Only 4 percent of Americans have ever used the Internet to buy prescription drugs — and even fewer do so through foreign pharmacies — despite Web sites maintained by a handful of states to help citizens import medicines more cheaply from Canada, a new study finds.
A majority — 62 percent — believe drugs bought online are less safe than those purchased from a local pharmacy, accepting the federal government’s stated concerns in opposing drug imports, the Pew Internet and American Life Project said in a report Sunday.
The U.S. Food and Drug Administration said it cannot guarantee the safety of drugs sold through foreign pharmacies, though it has not stopped states from setting up sites to help consumers buy drugs through Canadian pharmacies.
Minnesota, Wisconsin, North Dakota and New Hampshire are among states that established such sites before Pew’s May 15-June 17 survey period. Rhode Island linked its state-run prescription drug site to Wisconsin’s. Illinois’s came online later in the summer.

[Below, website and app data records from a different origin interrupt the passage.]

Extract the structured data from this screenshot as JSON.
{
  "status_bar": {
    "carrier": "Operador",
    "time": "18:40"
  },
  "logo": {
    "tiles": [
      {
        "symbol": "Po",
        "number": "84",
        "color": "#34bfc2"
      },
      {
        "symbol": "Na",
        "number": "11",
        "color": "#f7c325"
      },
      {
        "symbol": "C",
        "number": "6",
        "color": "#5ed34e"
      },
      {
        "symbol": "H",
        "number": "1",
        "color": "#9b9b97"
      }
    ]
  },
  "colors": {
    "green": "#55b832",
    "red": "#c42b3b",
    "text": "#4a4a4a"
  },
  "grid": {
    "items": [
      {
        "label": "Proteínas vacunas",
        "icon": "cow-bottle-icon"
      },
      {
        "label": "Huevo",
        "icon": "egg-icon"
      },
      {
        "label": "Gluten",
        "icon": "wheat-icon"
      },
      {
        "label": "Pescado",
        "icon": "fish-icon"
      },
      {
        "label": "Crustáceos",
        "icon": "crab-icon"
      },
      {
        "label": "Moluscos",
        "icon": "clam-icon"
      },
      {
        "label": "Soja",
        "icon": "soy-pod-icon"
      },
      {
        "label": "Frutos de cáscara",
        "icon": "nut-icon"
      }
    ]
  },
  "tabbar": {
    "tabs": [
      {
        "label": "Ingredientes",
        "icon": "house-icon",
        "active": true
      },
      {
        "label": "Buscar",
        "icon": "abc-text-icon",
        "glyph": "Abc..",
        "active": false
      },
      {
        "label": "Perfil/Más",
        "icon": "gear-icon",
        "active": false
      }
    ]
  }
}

Convenience, cost savings
Of the 4 percent of Americans who bought online, the vast majority went to pharmacies based in the United States, meaning the population of online drug importers is even smaller. Most said the site required a prescription and said they had one from their doctor.
The online drug buyers tend to live in higher-income households and have six or more years of online experience. Three-quarters of the online drug buyers say their most recent purchase was for a chronic medical condition, such as arthritis or high blood pressure, and most said they were satisfied and planned to order online again.
Most cited convenience and cost savings as reasons for buying online.
Susannah Fox, Pew’s director of research, said Americans may be cautious now, but they will likely grow more comfortable as friends and neighbors order without trouble.
For now, the Internet is chiefly used to research drugs. Pew finds that 26 percent of Americans have used the Internet to find information about prescription drugs, either by themselves or having someone else do it for them.
David MacKay, executive director of the Canadian International Pharmacy Association, said member Canadian pharmacies that ship to the United States use Web sites chiefly as a marketing tool. Patients research prices and other information, but “inevitably they don’t use the Internet to place the final order,” MacKay said.
Only 10 percent of orders come through the Internet, and most of the rest use a toll-free phone number, he said.
Experts note that the elderly population most likely to be needing prescription medications for chronic illnesses are also the least likely to have an Internet connection.
Nonetheless, Internet sales are growing. IMS Consulting estimates online sales at $407 million in 2003, more than twice the $160 million a year earlier.
The Pew survey was conducted using random telephone calls to 2,200 adults 18 and older, including 1,399 Internet users. It has a margin of sampling error of plus or minus 2 percentage points.